— PROBLEM TO SOLVE —
The pictures in the data below are to be omitted; all else must be duplicated exactly.

#### MATERIAL SHOWN ####

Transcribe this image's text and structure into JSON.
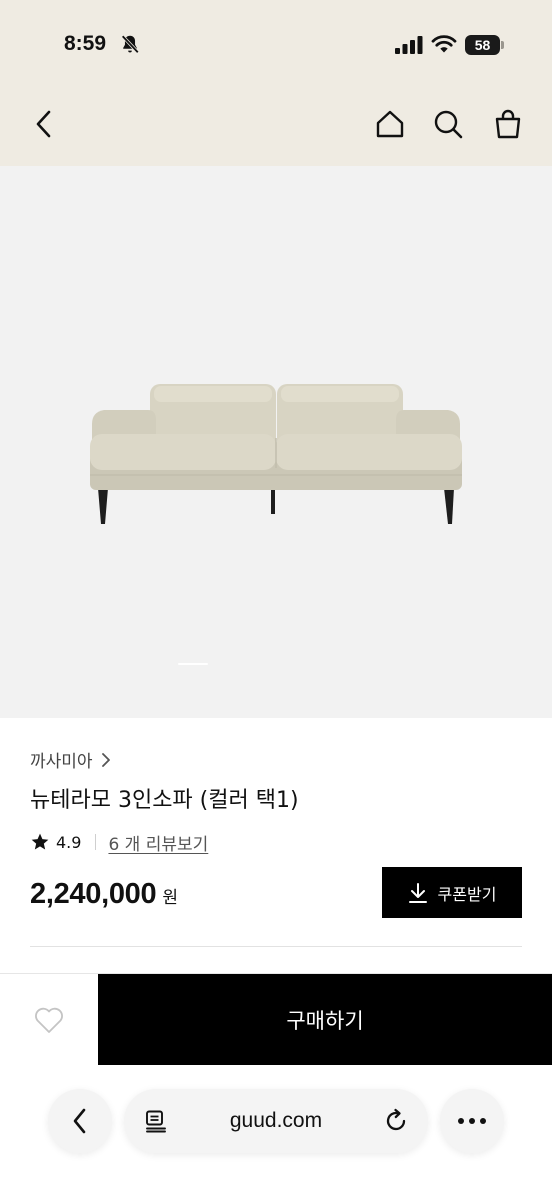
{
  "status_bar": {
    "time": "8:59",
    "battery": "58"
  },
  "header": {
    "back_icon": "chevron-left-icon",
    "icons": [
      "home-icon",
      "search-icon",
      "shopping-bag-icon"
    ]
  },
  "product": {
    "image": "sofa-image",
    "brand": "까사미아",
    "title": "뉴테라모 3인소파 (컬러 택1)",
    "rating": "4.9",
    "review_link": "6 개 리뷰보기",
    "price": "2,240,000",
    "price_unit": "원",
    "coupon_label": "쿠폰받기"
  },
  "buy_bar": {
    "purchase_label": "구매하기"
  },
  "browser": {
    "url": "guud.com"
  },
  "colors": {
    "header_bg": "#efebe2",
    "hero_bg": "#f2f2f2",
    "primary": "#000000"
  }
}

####

— TASK RESPONSE —
Transcribe this image's text and structure into JSON.
{
  "status_bar": {
    "time": "8:59",
    "battery": "58"
  },
  "header": {
    "back_icon": "chevron-left-icon",
    "icons": [
      "home-icon",
      "search-icon",
      "shopping-bag-icon"
    ]
  },
  "product": {
    "image": "sofa-image",
    "brand": "까사미아",
    "title": "뉴테라모 3인소파 (컬러 택1)",
    "rating": "4.9",
    "review_link": "6 개 리뷰보기",
    "price": "2,240,000",
    "price_unit": "원",
    "coupon_label": "쿠폰받기"
  },
  "buy_bar": {
    "purchase_label": "구매하기"
  },
  "browser": {
    "url": "guud.com"
  },
  "colors": {
    "header_bg": "#efebe2",
    "hero_bg": "#f2f2f2",
    "primary": "#000000"
  }
}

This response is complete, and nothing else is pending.